BACK HOME AGAIN
Today, the Road Runner is again parked in Rob’s garage. His father gave him back the car two years ago when he decided to pass down the keys and stop driving. At 91, Robert Sr. still enjoys looking over the car, which has since been fully restored by
Roger Gibson of Roger Gibson Automotive in Scott City, Missouri.
“Roger is a good friend of mine and was the perfect guy to restore the car,” says Rob. “But in so doing, I had one special request that he must adhere to during the modifications — that the body only be lightly color sanded and buffed to restore it to full shine. My feeling was that we preserve the bodywork and paint as a tribute to my dad. The excellent effort and respectful restoration included everything else shown here.”
Underhood the Road Runner sports the original 400-cid engine — Chrysler moving to the larger displacement with their 383-cid engine line in the early 1970s. The engine was over-bored 0.030 inch, outfitted with fresh pistons, and then fully blueprinted to ensure durability and performance.
Key to Johnson’s initial attraction to the ’73 Road Runner was the vast amount of original paperwork that accompanied the car. From the window sticker (original price was $5,300) to the buildsheet found in the webbing of the back seat structure, the history of this car is well documented.

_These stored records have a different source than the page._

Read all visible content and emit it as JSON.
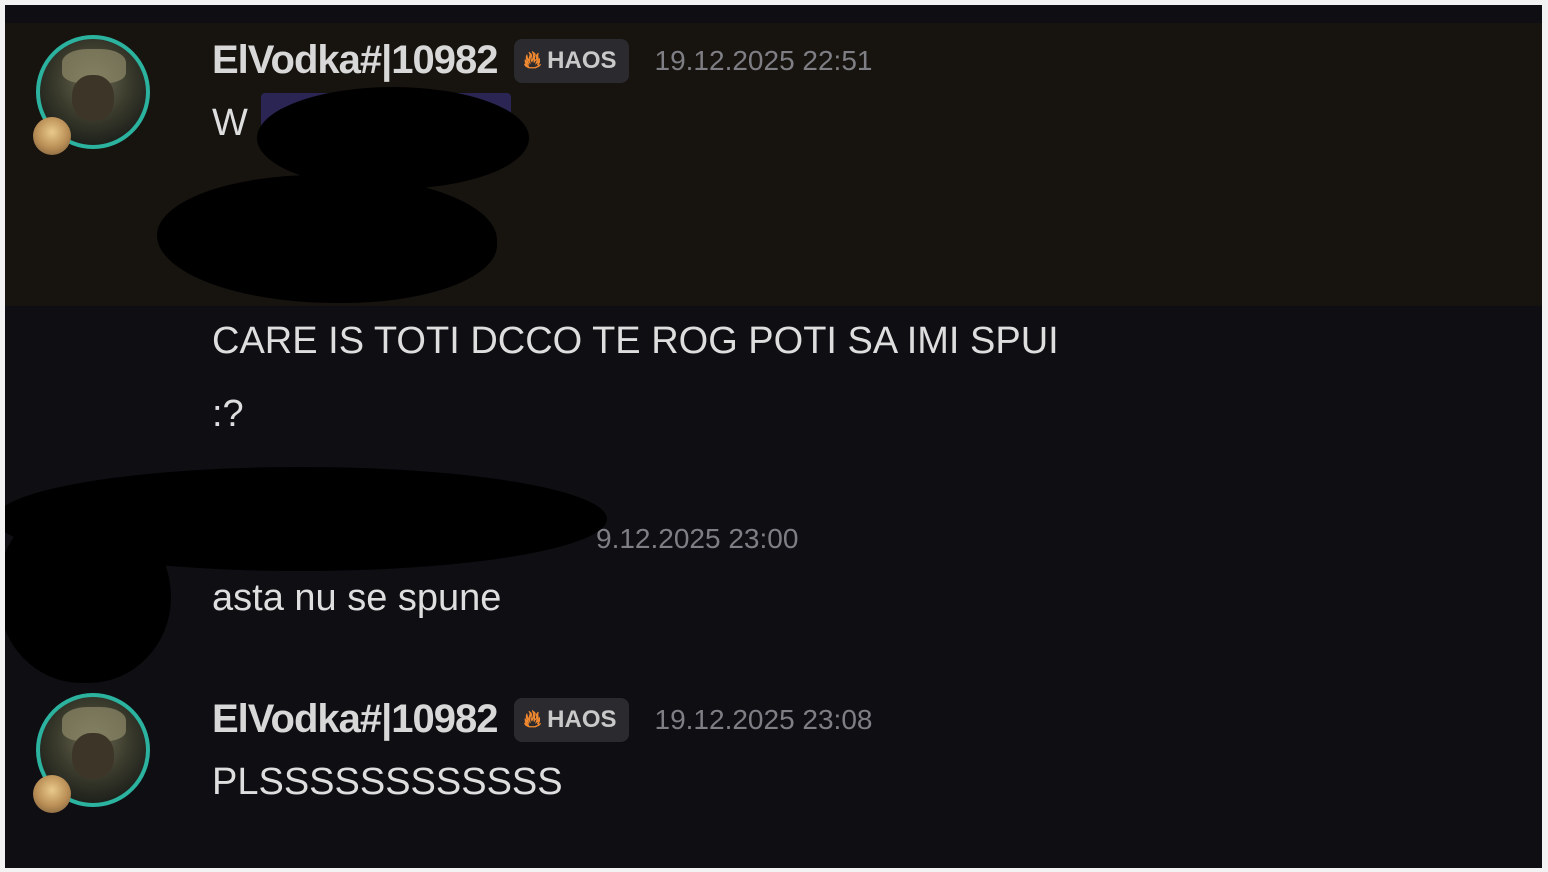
{
  "messages": [
    {
      "username": "ElVodka#|10982",
      "tag": "HAOS",
      "timestamp": "19.12.2025 22:51",
      "lines": [
        "W"
      ]
    },
    {
      "lines": [
        "CARE IS TOTI DCCO TE ROG POTI SA IMI SPUI",
        ":?"
      ]
    },
    {
      "timestamp_visible": "9.12.2025 23:00",
      "lines": [
        "asta nu se spune"
      ]
    },
    {
      "username": "ElVodka#|10982",
      "tag": "HAOS",
      "timestamp": "19.12.2025 23:08",
      "lines": [
        "PLSSSSSSSSSSSS"
      ]
    }
  ],
  "icons": {
    "tag_icon": "flame-icon",
    "avatar_decoration": "cat-face-icon"
  },
  "colors": {
    "background": "#0e0e13",
    "highlight": "#17140f",
    "avatar_ring": "#2bb3a0",
    "tag_flame": "#f0892f",
    "username": "#d8d8d8",
    "timestamp": "#7e7e84"
  }
}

The elegant shape of the ’73 Road Runner is demonstrated here. The stance of the body looks just right floating over the Radial T/AS, which are set in motion through the factory Hemi-spec Torqueflite transmission. A TCI torque converter with a 2,300- to 2,500-stall speed and 3.55:1 Posi rear gearing (up from the factory original 3.23:1 unit) means this Mopar really jumps when the throttle is mashed.
Roger Gibson Automotive reworked the Vinyl Deluxe interior to achieve the current condition. A custom amp system and speakers greatly enhance the output of the AM/FM radio. The addition of the aftermarket Auto Meter tachometer keeps tabs on the engine rpm and a fully restored console with factory-spec Slap Stick shifter stands ready for action.
The last year of “big chrome” before the arrival of the 1974 Bumper Impact Cushions, the ’73 Road Runner is a classic shape. Just for the record, Rob’s son, Miles, was assigned the task of making the rear quarter perfect by his grandfather. Looks like he did a good job.
Rob knows every piece of the ’73 Road Runner starting with the engine, which has been lightly enhanced for added power. Under the factory original air cleaner is the original Carter Thermoquad carburetor, which was reworked by Rob’s buddy, Bryant Seller at Jet Performance. The engine sports an Edelbrock intake manifold for increased breathability and a Comp Cams 440-cid Six Pack Mopar engine camshaft backed up with freshened Mopar valvetrain components.
No matter where you look, the details of the engine compartment are impressive. From the factory A/C compressor to the upgraded gel-type battery (brought to factory appearance) and the Hot Box Mopar CD ignition module, it just looks right. The upgraded Mopar Performance valve covers are a nice enhancement, and the factory exhaust manifolds were port matched and ceramic coated to ensure they never lose their original gray appearance.
The car is supported with 15x7 American Racing wheels up front wrapped with 245/60-15 T/A Radial tires. In the rear, sizing jumps up to 15x8 Americans and 275/60-15 tires.